→ **Description of the task**:
Here the job is to print all of the entries below verbatim and leave out any picture.
*****
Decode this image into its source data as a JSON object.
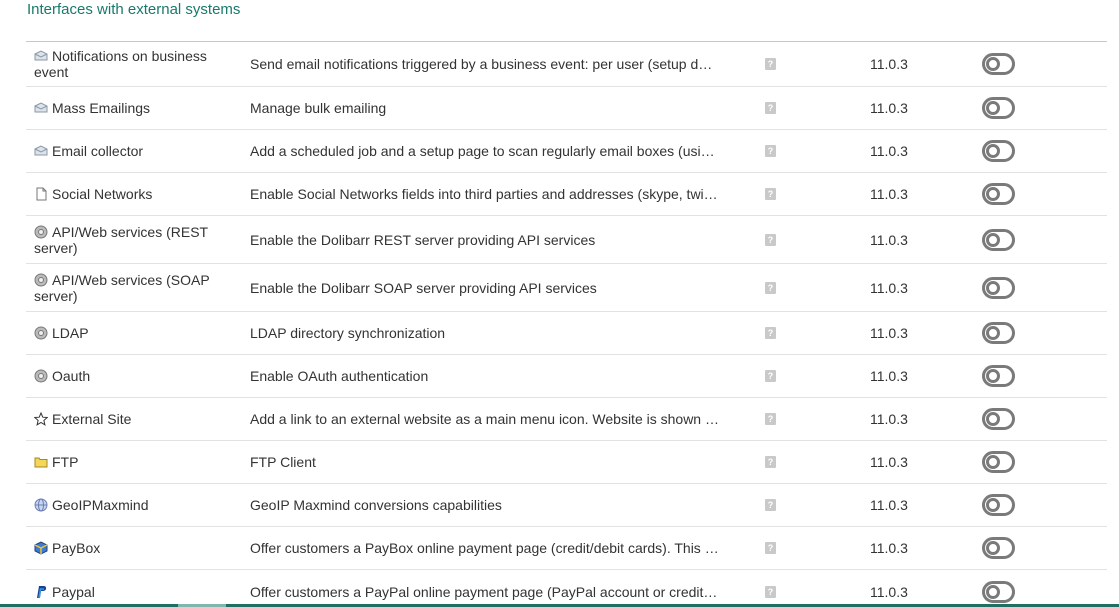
{
  "section": {
    "title": "Interfaces with external systems"
  },
  "modules": [
    {
      "name": "Notifications on business event",
      "icon": "email-icon",
      "description": "Send email notifications triggered by a business event: per user (setup de…",
      "help": "?",
      "version": "11.0.3"
    },
    {
      "name": "Mass Emailings",
      "icon": "email-icon",
      "description": "Manage bulk emailing",
      "help": "?",
      "version": "11.0.3"
    },
    {
      "name": "Email collector",
      "icon": "email-icon",
      "description": "Add a scheduled job and a setup page to scan regularly email boxes (usi…",
      "help": "?",
      "version": "11.0.3"
    },
    {
      "name": "Social Networks",
      "icon": "document-icon",
      "description": "Enable Social Networks fields into third parties and addresses (skype, twit…",
      "help": "?",
      "version": "11.0.3"
    },
    {
      "name": "API/Web services (REST server)",
      "icon": "gear-icon",
      "description": "Enable the Dolibarr REST server providing API services",
      "help": "?",
      "version": "11.0.3"
    },
    {
      "name": "API/Web services (SOAP server)",
      "icon": "gear-icon",
      "description": "Enable the Dolibarr SOAP server providing API services",
      "help": "?",
      "version": "11.0.3"
    },
    {
      "name": "LDAP",
      "icon": "gear-icon",
      "description": "LDAP directory synchronization",
      "help": "?",
      "version": "11.0.3"
    },
    {
      "name": "Oauth",
      "icon": "gear-icon",
      "description": "Enable OAuth authentication",
      "help": "?",
      "version": "11.0.3"
    },
    {
      "name": "External Site",
      "icon": "star-icon",
      "description": "Add a link to an external website as a main menu icon. Website is shown …",
      "help": "?",
      "version": "11.0.3"
    },
    {
      "name": "FTP",
      "icon": "folder-icon",
      "description": "FTP Client",
      "help": "?",
      "version": "11.0.3"
    },
    {
      "name": "GeoIPMaxmind",
      "icon": "globe-icon",
      "description": "GeoIP Maxmind conversions capabilities",
      "help": "?",
      "version": "11.0.3"
    },
    {
      "name": "PayBox",
      "icon": "paybox-icon",
      "description": "Offer customers a PayBox online payment page (credit/debit cards). This …",
      "help": "?",
      "version": "11.0.3"
    },
    {
      "name": "Paypal",
      "icon": "paypal-icon",
      "description": "Offer customers a PayPal online payment page (PayPal account or credit/…",
      "help": "?",
      "version": "11.0.3"
    }
  ],
  "colors": {
    "title": "#19796d",
    "toggle_off": "#7a7a7a",
    "bottom_bar": "#1f6f63"
  }
}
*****
→ **Written solution**:
Decode this image into its source data as a JSON object.
{
  "section": {
    "title": "Interfaces with external systems"
  },
  "modules": [
    {
      "name": "Notifications on business event",
      "icon": "email-icon",
      "description": "Send email notifications triggered by a business event: per user (setup de…",
      "help": "?",
      "version": "11.0.3"
    },
    {
      "name": "Mass Emailings",
      "icon": "email-icon",
      "description": "Manage bulk emailing",
      "help": "?",
      "version": "11.0.3"
    },
    {
      "name": "Email collector",
      "icon": "email-icon",
      "description": "Add a scheduled job and a setup page to scan regularly email boxes (usi…",
      "help": "?",
      "version": "11.0.3"
    },
    {
      "name": "Social Networks",
      "icon": "document-icon",
      "description": "Enable Social Networks fields into third parties and addresses (skype, twit…",
      "help": "?",
      "version": "11.0.3"
    },
    {
      "name": "API/Web services (REST server)",
      "icon": "gear-icon",
      "description": "Enable the Dolibarr REST server providing API services",
      "help": "?",
      "version": "11.0.3"
    },
    {
      "name": "API/Web services (SOAP server)",
      "icon": "gear-icon",
      "description": "Enable the Dolibarr SOAP server providing API services",
      "help": "?",
      "version": "11.0.3"
    },
    {
      "name": "LDAP",
      "icon": "gear-icon",
      "description": "LDAP directory synchronization",
      "help": "?",
      "version": "11.0.3"
    },
    {
      "name": "Oauth",
      "icon": "gear-icon",
      "description": "Enable OAuth authentication",
      "help": "?",
      "version": "11.0.3"
    },
    {
      "name": "External Site",
      "icon": "star-icon",
      "description": "Add a link to an external website as a main menu icon. Website is shown …",
      "help": "?",
      "version": "11.0.3"
    },
    {
      "name": "FTP",
      "icon": "folder-icon",
      "description": "FTP Client",
      "help": "?",
      "version": "11.0.3"
    },
    {
      "name": "GeoIPMaxmind",
      "icon": "globe-icon",
      "description": "GeoIP Maxmind conversions capabilities",
      "help": "?",
      "version": "11.0.3"
    },
    {
      "name": "PayBox",
      "icon": "paybox-icon",
      "description": "Offer customers a PayBox online payment page (credit/debit cards). This …",
      "help": "?",
      "version": "11.0.3"
    },
    {
      "name": "Paypal",
      "icon": "paypal-icon",
      "description": "Offer customers a PayPal online payment page (PayPal account or credit/…",
      "help": "?",
      "version": "11.0.3"
    }
  ],
  "colors": {
    "title": "#19796d",
    "toggle_off": "#7a7a7a",
    "bottom_bar": "#1f6f63"
  }
}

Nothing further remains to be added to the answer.